◆ Problem requirements
The required result is a line count: how many lines in this data hold the word "volumen". Give only that.

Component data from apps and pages
== Segment start ==

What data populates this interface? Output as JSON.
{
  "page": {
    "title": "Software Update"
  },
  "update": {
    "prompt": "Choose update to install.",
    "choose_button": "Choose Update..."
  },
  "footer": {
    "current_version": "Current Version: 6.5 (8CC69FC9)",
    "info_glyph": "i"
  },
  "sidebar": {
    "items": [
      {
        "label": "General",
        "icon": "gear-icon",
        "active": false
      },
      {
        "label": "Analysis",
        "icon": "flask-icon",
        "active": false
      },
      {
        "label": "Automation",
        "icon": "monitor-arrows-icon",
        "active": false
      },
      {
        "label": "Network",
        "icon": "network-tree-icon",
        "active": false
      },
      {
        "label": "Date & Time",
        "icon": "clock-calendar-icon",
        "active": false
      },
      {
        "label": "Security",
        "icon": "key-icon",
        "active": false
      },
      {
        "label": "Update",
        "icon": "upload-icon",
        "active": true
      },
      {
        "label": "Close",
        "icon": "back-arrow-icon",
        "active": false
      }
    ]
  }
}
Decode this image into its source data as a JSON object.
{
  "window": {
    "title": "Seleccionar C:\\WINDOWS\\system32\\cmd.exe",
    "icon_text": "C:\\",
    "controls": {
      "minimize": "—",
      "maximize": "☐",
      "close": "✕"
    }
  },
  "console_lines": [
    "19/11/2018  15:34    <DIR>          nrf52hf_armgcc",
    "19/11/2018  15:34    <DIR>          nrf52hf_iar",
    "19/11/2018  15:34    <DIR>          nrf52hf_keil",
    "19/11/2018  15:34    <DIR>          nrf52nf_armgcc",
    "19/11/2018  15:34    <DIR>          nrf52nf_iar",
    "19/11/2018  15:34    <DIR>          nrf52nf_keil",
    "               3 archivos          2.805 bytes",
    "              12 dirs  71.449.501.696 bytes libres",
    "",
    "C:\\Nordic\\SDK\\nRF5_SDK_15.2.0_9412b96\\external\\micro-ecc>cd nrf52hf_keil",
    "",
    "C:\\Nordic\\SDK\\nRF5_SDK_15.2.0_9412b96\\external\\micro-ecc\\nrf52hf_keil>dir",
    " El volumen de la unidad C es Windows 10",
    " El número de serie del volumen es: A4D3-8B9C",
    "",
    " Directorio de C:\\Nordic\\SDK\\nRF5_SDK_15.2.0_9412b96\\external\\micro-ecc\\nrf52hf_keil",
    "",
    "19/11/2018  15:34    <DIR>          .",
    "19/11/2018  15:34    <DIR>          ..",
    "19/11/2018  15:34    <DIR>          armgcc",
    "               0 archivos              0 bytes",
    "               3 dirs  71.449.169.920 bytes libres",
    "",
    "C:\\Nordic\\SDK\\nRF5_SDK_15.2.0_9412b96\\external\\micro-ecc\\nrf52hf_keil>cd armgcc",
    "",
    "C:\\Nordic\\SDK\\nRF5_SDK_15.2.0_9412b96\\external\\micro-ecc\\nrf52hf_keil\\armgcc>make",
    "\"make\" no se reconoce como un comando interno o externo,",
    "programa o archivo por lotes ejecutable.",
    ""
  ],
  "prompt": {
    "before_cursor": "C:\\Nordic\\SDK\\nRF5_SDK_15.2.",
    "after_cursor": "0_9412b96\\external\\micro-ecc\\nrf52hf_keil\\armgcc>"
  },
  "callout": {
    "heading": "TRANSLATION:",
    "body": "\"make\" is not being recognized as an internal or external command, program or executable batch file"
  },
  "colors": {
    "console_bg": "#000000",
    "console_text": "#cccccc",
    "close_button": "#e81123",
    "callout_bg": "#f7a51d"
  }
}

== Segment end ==

◆ Result below
2